Governments try to combat the tropical disease with nets and insecticide sprays. Scientists have tried genetically engineering mosquitoes into extinction, preventing them from reproducing.
It’s not yet enough. Recent research has found that more than six billion people are at risk of contracting the disease by 2080.
But, maybe there’s an innovation to get excited about. Science magazine reports that researchers have been injecting a type of bacteria, Wolbachia, into the eggs of ‘Aedes aegypti’ mosquitoes (the ones that spread dengue) for the past eight years. It’s a normal kind of bacteria, often present in other mosquitoes.
What’s important is that Wolbachia prevents the spread of disease from mosquito to human. It’s a type of bacteria that stays within the mosquito family, passed from offspring to offspring.
The aim? A raft of diseases, including dengue, Zika and Chikungunya, to never again infect humans.
Science magazine stresses that it takes a long time to test whether such attempts have been successful. But, Science reports that in preliminary results from trials in tropical areas, conducted by the World Mosquito Programme, there’s been an up to 76 percent reduction in the rate of dengue fever.
The magazine goes on to note that in controlled trials, on the outskirts of Yogakarta in Indonesia, local health officials found up to a 75 percent reduction in dengue infections in the 2.5 years after the release of the bacteria-powered mosquitoes. Similar results were found for chikungunya in a part of Brazil.
No one is under any illusions: These studies are just a first step. Results to date have been drawn from public health surveillance data, which can have inaccuracies and misdiagnoses. In Vietnam, a hotter climate, the bacteria dropped out.
But experts, according to Science, say it’s all worth getting excited about. Several studies have found similar effects, with the end result being that fewer people contract a deadly disease. The teams are now conducting larger trials, aiming to identify dengue patients in hospitals and work out what proportion come from the infected mosquito area.

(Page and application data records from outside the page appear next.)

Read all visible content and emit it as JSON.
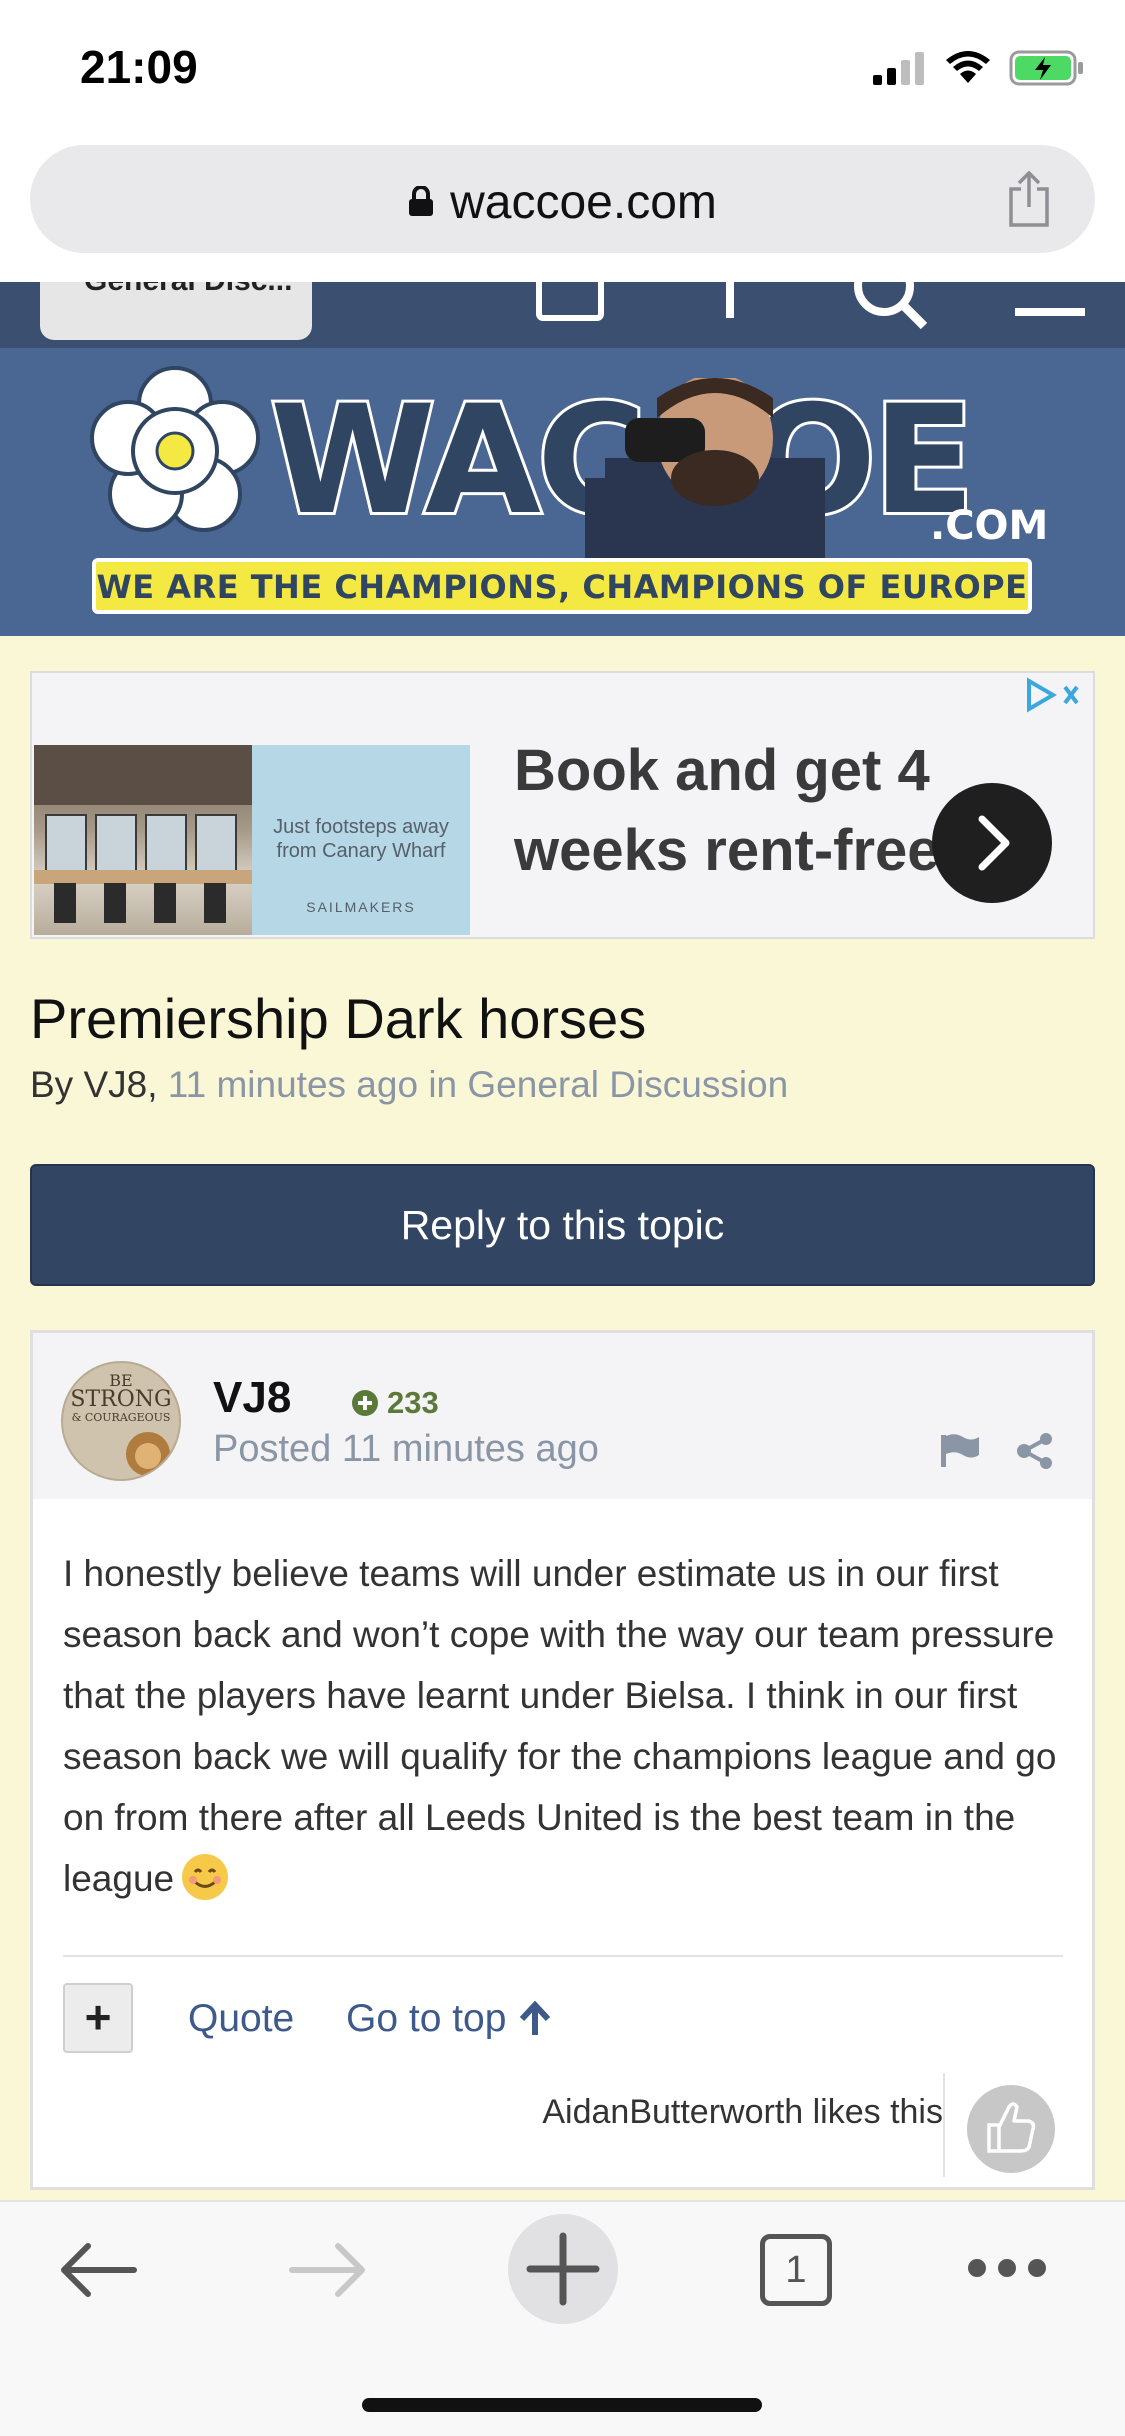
{
  "status_bar": {
    "time": "21:09"
  },
  "browser": {
    "url": "waccoe.com",
    "tab_count": "1"
  },
  "site": {
    "forum_chip": "General Disc...",
    "logo_text": "WACCOE",
    "logo_suffix": ".COM",
    "tagline": "WE ARE THE CHAMPIONS, CHAMPIONS OF EUROPE"
  },
  "ad": {
    "small_text": "Just footsteps away from Canary Wharf",
    "brand": "SAILMAKERS",
    "headline": "Book and get 4 weeks rent-free"
  },
  "topic": {
    "title": "Premiership Dark horses",
    "by_prefix": "By VJ8,",
    "meta_time": "11 minutes ago in General Discussion",
    "reply_label": "Reply to this topic"
  },
  "post": {
    "author": "VJ8",
    "reputation": "233",
    "posted": "Posted 11 minutes ago",
    "avatar_line1": "BE",
    "avatar_line2": "STRONG",
    "avatar_line3": "& COURAGEOUS",
    "body": "I honestly believe teams will under estimate us in our first season back and won’t cope with the way our team pressure that the players have learnt under Bielsa. I think in our first season back we will qualify for the champions league and go on from there after all Leeds United is the best team in the league",
    "plus_label": "+",
    "quote_label": "Quote",
    "go_to_top_label": "Go to top",
    "likes_text": "AidanButterworth likes this"
  }
}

And in the future? Science says that if all goes well, the WHO may end up approving the microbe for broader use.
Michael Acton Smith